• [WHAT YOU SHOULD DO] Lines with the word "delivered" in them are the ones to copy from the records.

[Page and application data records]

====

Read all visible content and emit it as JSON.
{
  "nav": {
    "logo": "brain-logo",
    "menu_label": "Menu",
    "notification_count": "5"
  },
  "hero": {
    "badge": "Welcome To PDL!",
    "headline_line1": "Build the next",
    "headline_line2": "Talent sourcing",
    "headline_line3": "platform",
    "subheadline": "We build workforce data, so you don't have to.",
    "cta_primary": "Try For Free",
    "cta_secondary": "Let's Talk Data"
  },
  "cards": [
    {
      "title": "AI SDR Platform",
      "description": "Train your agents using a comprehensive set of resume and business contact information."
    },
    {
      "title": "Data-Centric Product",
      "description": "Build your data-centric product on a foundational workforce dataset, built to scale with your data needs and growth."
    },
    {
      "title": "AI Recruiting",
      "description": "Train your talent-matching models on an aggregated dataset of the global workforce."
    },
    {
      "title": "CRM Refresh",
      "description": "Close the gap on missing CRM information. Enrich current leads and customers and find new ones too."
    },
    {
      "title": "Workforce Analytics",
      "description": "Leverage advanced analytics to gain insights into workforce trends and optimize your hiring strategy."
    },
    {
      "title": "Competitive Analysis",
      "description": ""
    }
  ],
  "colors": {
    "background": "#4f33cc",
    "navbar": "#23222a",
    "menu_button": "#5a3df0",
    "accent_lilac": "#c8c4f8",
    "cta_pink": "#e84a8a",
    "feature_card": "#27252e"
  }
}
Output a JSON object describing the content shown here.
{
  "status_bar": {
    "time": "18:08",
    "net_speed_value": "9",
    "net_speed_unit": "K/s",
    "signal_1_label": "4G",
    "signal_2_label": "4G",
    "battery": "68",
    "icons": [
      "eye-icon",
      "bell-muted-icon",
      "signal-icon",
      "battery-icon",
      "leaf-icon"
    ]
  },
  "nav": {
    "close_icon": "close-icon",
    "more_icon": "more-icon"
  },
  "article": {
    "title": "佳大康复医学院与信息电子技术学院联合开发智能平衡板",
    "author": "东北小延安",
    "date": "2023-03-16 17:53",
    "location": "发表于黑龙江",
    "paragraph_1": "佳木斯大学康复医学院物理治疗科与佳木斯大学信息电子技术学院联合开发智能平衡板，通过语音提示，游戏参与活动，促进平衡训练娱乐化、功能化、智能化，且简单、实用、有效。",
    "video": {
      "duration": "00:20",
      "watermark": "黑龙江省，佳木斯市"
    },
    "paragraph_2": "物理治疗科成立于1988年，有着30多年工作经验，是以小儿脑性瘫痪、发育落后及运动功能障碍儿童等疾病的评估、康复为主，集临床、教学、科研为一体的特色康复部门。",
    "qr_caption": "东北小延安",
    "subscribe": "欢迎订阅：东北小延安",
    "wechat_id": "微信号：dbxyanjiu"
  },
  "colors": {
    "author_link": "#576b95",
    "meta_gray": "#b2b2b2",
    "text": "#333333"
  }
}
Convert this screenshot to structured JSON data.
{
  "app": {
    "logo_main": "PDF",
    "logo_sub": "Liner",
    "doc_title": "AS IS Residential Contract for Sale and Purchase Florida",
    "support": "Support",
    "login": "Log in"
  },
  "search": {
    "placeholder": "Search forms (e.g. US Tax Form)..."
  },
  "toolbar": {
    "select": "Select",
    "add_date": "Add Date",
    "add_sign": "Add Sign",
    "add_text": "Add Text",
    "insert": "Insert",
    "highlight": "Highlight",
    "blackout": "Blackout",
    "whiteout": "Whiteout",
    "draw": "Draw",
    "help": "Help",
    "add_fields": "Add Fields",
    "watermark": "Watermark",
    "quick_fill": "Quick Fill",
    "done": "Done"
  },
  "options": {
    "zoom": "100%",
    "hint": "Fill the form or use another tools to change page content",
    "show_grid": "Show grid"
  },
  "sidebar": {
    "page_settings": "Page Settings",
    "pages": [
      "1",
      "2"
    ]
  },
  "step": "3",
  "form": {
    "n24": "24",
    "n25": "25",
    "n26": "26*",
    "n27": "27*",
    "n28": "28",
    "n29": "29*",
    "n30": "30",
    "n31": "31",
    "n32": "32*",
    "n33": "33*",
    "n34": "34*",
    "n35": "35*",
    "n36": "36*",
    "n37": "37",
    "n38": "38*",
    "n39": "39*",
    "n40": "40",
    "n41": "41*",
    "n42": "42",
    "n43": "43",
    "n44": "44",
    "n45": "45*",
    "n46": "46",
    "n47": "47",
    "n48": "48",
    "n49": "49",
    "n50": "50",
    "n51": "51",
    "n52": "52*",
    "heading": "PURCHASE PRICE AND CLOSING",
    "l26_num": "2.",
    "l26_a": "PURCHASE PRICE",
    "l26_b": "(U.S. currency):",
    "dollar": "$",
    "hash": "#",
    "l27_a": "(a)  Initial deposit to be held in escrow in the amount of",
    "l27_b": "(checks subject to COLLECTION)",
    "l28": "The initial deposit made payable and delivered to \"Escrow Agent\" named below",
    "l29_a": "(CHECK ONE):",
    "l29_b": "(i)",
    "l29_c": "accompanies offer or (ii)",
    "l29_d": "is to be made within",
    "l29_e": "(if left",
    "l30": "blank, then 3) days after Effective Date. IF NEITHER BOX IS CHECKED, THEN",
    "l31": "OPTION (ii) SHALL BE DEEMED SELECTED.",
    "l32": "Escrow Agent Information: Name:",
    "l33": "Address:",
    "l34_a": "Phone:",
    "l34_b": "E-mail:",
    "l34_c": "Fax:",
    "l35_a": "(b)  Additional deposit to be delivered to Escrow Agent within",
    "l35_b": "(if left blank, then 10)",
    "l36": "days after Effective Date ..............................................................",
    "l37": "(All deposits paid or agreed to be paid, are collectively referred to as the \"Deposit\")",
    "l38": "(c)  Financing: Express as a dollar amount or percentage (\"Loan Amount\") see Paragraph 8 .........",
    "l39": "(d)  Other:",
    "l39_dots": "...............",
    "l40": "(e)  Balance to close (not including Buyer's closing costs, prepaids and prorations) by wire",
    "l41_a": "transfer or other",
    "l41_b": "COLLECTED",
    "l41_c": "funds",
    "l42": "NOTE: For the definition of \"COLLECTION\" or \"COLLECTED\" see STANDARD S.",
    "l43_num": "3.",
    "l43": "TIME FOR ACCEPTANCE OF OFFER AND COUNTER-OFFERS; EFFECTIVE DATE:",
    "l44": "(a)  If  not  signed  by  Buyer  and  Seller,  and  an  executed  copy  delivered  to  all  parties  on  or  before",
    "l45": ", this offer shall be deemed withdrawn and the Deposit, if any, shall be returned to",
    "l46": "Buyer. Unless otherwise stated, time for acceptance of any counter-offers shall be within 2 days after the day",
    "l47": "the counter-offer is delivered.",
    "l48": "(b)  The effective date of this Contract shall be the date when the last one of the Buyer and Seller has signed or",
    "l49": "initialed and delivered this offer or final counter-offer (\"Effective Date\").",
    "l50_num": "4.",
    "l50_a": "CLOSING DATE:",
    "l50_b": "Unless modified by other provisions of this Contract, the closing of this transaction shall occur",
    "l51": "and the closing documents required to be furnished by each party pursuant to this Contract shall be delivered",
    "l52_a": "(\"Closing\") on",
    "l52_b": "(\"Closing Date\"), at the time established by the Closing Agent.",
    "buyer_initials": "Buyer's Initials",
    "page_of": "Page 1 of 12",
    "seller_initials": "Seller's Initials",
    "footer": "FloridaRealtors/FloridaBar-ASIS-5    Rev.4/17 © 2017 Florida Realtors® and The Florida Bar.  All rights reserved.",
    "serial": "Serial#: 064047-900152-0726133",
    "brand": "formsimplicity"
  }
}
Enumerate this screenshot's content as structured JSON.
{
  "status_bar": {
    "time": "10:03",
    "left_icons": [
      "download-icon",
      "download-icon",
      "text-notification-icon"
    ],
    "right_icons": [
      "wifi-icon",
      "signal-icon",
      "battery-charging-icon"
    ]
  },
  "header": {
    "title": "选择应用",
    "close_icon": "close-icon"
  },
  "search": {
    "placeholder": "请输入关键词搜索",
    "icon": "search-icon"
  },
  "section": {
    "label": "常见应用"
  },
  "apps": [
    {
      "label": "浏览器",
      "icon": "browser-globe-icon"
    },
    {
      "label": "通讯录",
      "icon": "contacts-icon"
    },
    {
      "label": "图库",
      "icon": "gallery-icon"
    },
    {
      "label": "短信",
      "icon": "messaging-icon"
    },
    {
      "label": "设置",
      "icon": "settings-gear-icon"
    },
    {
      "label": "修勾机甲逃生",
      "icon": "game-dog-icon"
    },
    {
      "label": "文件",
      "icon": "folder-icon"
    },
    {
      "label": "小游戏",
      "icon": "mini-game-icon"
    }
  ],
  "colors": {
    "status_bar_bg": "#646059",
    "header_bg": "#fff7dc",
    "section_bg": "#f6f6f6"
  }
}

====

• [EXERCISE OUTPUT]
    "l28": "The initial deposit made payable and delivered to \"Escrow Agent\" named below",
    "l35_a": "(b)  Additional deposit to be delivered to Escrow Agent within",
    "l44": "(a)  If  not  signed  by  Buyer  and  Seller,  and  an  executed  copy  delivered  to  all  parties  on  or  before",
    "l47": "the counter-offer is delivered.",
    "l49": "initialed and delivered this offer or final counter-offer (\"Effective Date\").",
    "l51": "and the closing documents required to be furnished by each party pursuant to this Contract shall be delivered",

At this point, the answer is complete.